– The heliocentric theory proposed by Aristarchus was overlooked during the Middle Ages, a period marked by the loss of ancient knowledge.
– Societal upheaval, the dominance of religious doctrine, and the influence of geocentric models contributed to the obsolescence of the heliocentric theory.
– The rediscovery of classical knowledge during the Renaissance helped revive Aristarchus’s heliocentric model, paving the way for the scientific revolution.

Nicolaus Copernicus and the Revival of Aristarchus’s Insight

Nicolaus Copernicus, a Renaissance-era polymath, played a crucial role in the revival and advancement of the heliocentric theory originally introduced by Aristarchus.

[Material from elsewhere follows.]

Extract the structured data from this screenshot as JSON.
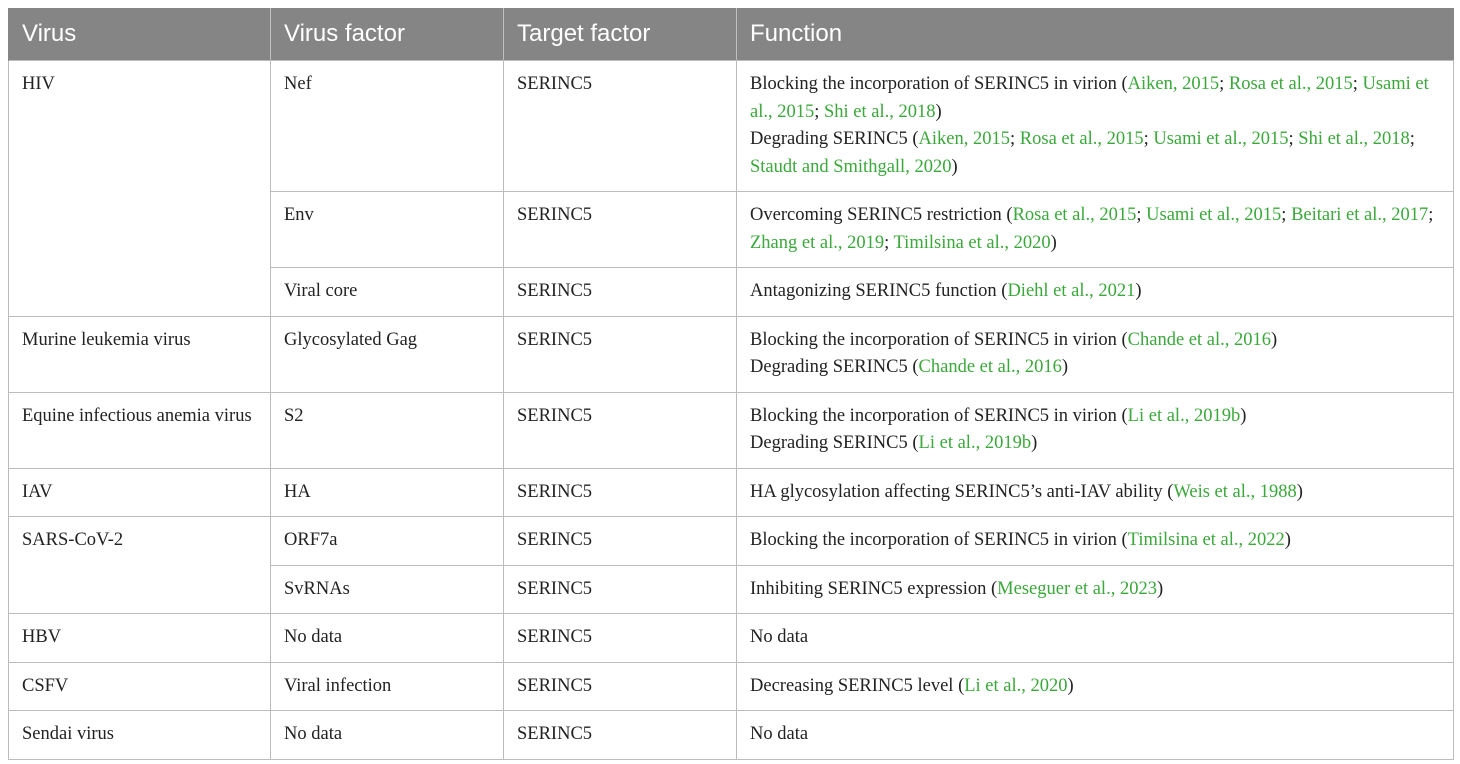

As a mathematician, astronomer, and cleric, Copernicus developed a comprehensive model that placed the sun, rather than the Earth, at the center of the universe. This was, at its core, a revival of Aristarchus’s ancient insight but with advancements and detailed observations that bolstered its credibility. In 1543, Copernicus published his groundbreaking book, “De Revolutionibus Orbium Coelestium” (On the Revolutions of the Celestial Spheres), which meticulously outlined his heliocentric model.

The publication of “De Revolutionibus” marked a pivotal moment in the scientific world; it gradually began to shift the tide of opinion among astronomers and intellectuals from geocentrism to heliocentrism. Over time, the acceptance of Copernicus’s heliocentric model laid the foundation for modern astronomy, and it is widely seen as one of the major stepping stones that contributed to the broader Scientific Revolution.

Nicolaus Copernicus was instrumental in the revival of the heliocentric theory during the Renaissance.
– The publication of his seminal work, “De Revolutionibus Orbium Coelestium”, provided a robust argument for heliocentrism.
– Copernicus’s theories fostered a gradual acceptance of the concept that the sun is at the center of the solar system, catalyzing progress in scientific thought.

Heliocentrism Image by: Original image by Niko LangSVG version by User:Booyabazooka, CC BY-SA 2.5, via Wikimedia Commons